Barnhart immediately moved to the Tigers’ dugout to challenge the call. He was right. Barnhart made an incredible tag, contorting his body and lunging at Straw, tagging him on the hip. Straw thing not to slide.
“When I dove back to tag him I just felt something,” Barnhart said. “With where I was when I caught the ball, so far up the line, if I did tag him he was going to be out because he couldn’t have gotten to the plate before then.
“I didn’t know if I got him but I wanted AJ to look and see. My glove was just big enough.”
Hinch said bench coach George Lombard and outfield coach Gary Jones had moved Grossman in two or three steps just before Kwan lined the single.
“Sure enough, Kwan hit the ball right at him and it was the difference in getting the out,” Hinch said.
The Tigers scored twice in the first inning against Cleveland starter Zach Plesac. With Riley Greene (walk) and Willi Castro (single) at second and third, Miguel Cabrera lined a single to left, scoring both. It was career hit No. 3,060 for Cabrera, tying him for 25th all-time with Craig Biggio.
The two RBIs put Cabrera in a tie with Manny Ramirez for 18th place all-time (1,831).
Jonathan Schoop, who came into the game hitting .191 and was in a 3 for 24 rut, banged out four singles and scored the Tigers’ third and fourth runs.
“He’s been itching to contribute,” Hinch said. “His defense has been spectacular but his offensive contribution needs to come and he knows that.”

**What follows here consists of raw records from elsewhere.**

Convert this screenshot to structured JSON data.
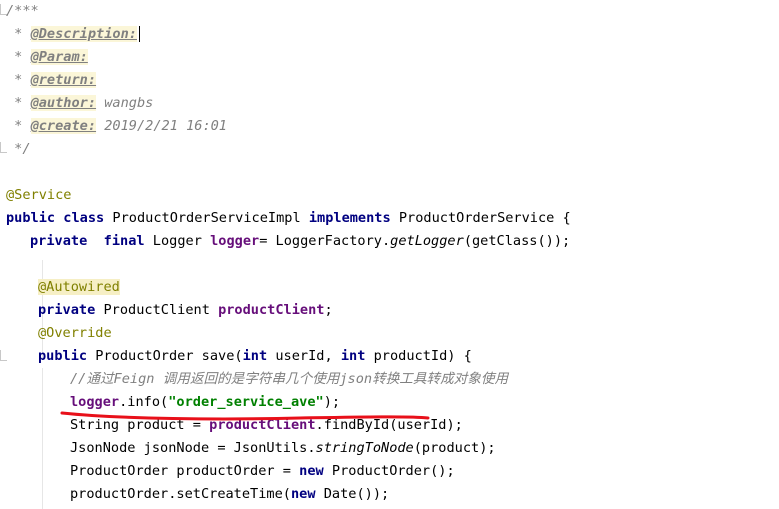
{
  "javadoc": {
    "open": "/***",
    "star": " * ",
    "description_tag": "@Description:",
    "param_tag": "@Param:",
    "return_tag": "@return:",
    "author_tag": "@author:",
    "author_value": " wangbs",
    "create_tag": "@create:",
    "create_value": " 2019/2/21 16:01",
    "close": " */"
  },
  "code": {
    "service_annotation": "@Service",
    "class_kw_public": "public",
    "class_kw_class": "class",
    "class_name": " ProductOrderServiceImpl ",
    "kw_implements": "implements",
    "interface_name": " ProductOrderService {",
    "kw_private": "private",
    "kw_final": "final",
    "logger_type": " Logger ",
    "logger_field": "logger",
    "logger_init_a": "= LoggerFactory.",
    "logger_init_method": "getLogger",
    "logger_init_b": "(getClass());",
    "autowired": "@Autowired",
    "client_type": " ProductClient ",
    "client_field": "productClient",
    "semicolon": ";",
    "override": "@Override",
    "save_sig_a": " ProductOrder save(",
    "kw_int": "int",
    "save_sig_b": " userId, ",
    "save_sig_c": " productId) {",
    "comment_line": "//通过Feign 调用返回的是字符串几个使用json转换工具转成对象使用",
    "logger_call_field": "logger",
    "logger_call_a": ".info(",
    "logger_call_str": "\"order_service_ave\"",
    "logger_call_b": ");",
    "string_line_a": "String product = ",
    "string_line_field": "productClient",
    "string_line_b": ".findById(userId);",
    "json_line_a": "JsonNode jsonNode = JsonUtils.",
    "json_line_method": "stringToNode",
    "json_line_b": "(product);",
    "order_line_a": "ProductOrder productOrder = ",
    "kw_new": "new",
    "order_line_b": " ProductOrder();",
    "settime_line_a": "productOrder.setCreateTime(",
    "settime_line_b": " Date());"
  },
  "colors": {
    "keyword": "#000080",
    "annotation": "#808000",
    "field": "#660e7a",
    "string": "#008000",
    "comment": "#808080",
    "underline": "#e8101a"
  }
}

Schoop used his legs, too. in the seventh he stole second (his second stolen base of the season) and advanced to third on a flyout to center by Greene and he scored on a two-out, broken-bat single to center by Báez.
In the eighth, he scored from first on a double into the left-field corner by Barnhart. It was just Barnhart’s eighth hit and second RBI of the season batting right-handed.
The Guardians didn’t get a hit after Naylor’s homer. Relievers Andrew Chafin (four outs), Michael Fulmer (two outs in five pitches) and Gregory Soto (two walks), who earned his 16th save, finished it off.
“It’s so much fun to be a part of debuts like that,” Barnhart said. “It makes you think about your first, where you were, where you were at in your life. To be a part of those, in general, is awesome.
“But the way he handled it — it didn’t look to me like he let the day speed up in any way. I can’t say that about my debut. I felt so sped up, my mind was racing. It didn’ t even feel like I was playing. It was like an out-of-body experience. He carried himself the complete opposite.”